** Data follows **

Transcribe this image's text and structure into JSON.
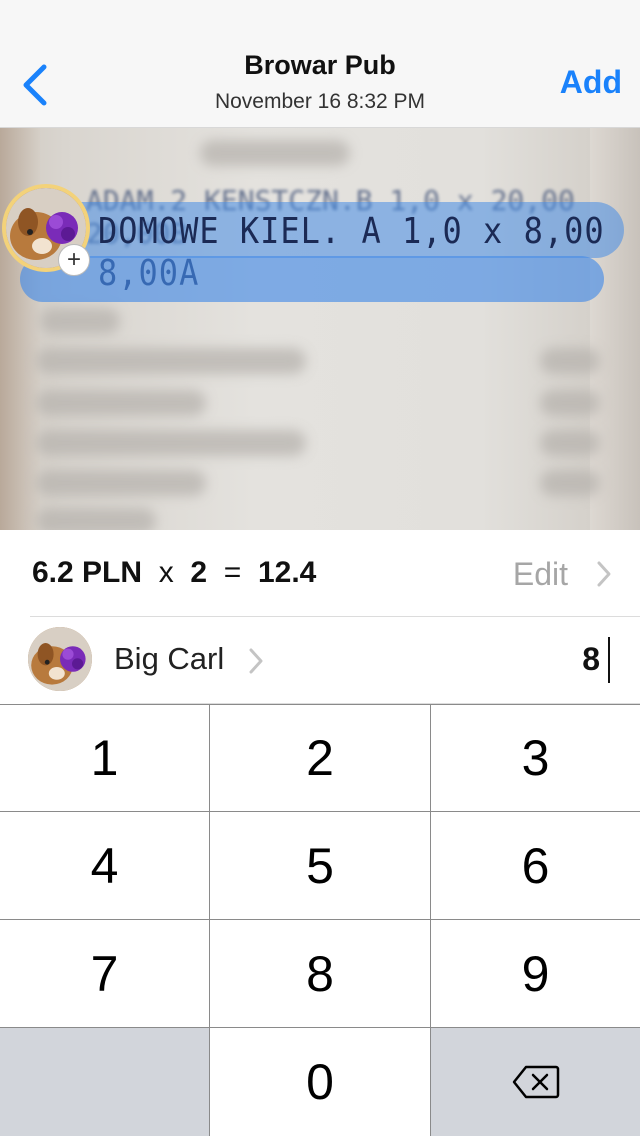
{
  "nav": {
    "title": "Browar Pub",
    "subtitle": "November 16  8:32 PM",
    "add_label": "Add",
    "back_icon": "chevron-left-icon",
    "accent": "#1a82fb"
  },
  "photo": {
    "receipt_line": "DOMOWE KIEL. A 1,0 x 8,00   8,00A",
    "receipt_line_above": "ADAM.2 KENSTCZN.B 1,0 x 20,00  20,00B",
    "highlight_color": "#468ce6",
    "add_person_symbol": "+"
  },
  "item": {
    "price": "6.2 PLN",
    "times": "x",
    "quantity": "2",
    "equals": "=",
    "total": "12.4",
    "edit_label": "Edit"
  },
  "person": {
    "name": "Big Carl",
    "amount": "8"
  },
  "keypad": {
    "keys": [
      "1",
      "2",
      "3",
      "4",
      "5",
      "6",
      "7",
      "8",
      "9",
      "0"
    ],
    "delete_icon": "backspace-icon"
  }
}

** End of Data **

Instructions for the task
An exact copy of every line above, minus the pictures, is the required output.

Output
Transcribe this image's text and structure into JSON.
{
  "nav": {
    "title": "Browar Pub",
    "subtitle": "November 16  8:32 PM",
    "add_label": "Add",
    "back_icon": "chevron-left-icon",
    "accent": "#1a82fb"
  },
  "photo": {
    "receipt_line": "DOMOWE KIEL. A 1,0 x 8,00   8,00A",
    "receipt_line_above": "ADAM.2 KENSTCZN.B 1,0 x 20,00  20,00B",
    "highlight_color": "#468ce6",
    "add_person_symbol": "+"
  },
  "item": {
    "price": "6.2 PLN",
    "times": "x",
    "quantity": "2",
    "equals": "=",
    "total": "12.4",
    "edit_label": "Edit"
  },
  "person": {
    "name": "Big Carl",
    "amount": "8"
  },
  "keypad": {
    "keys": [
      "1",
      "2",
      "3",
      "4",
      "5",
      "6",
      "7",
      "8",
      "9",
      "0"
    ],
    "delete_icon": "backspace-icon"
  }
}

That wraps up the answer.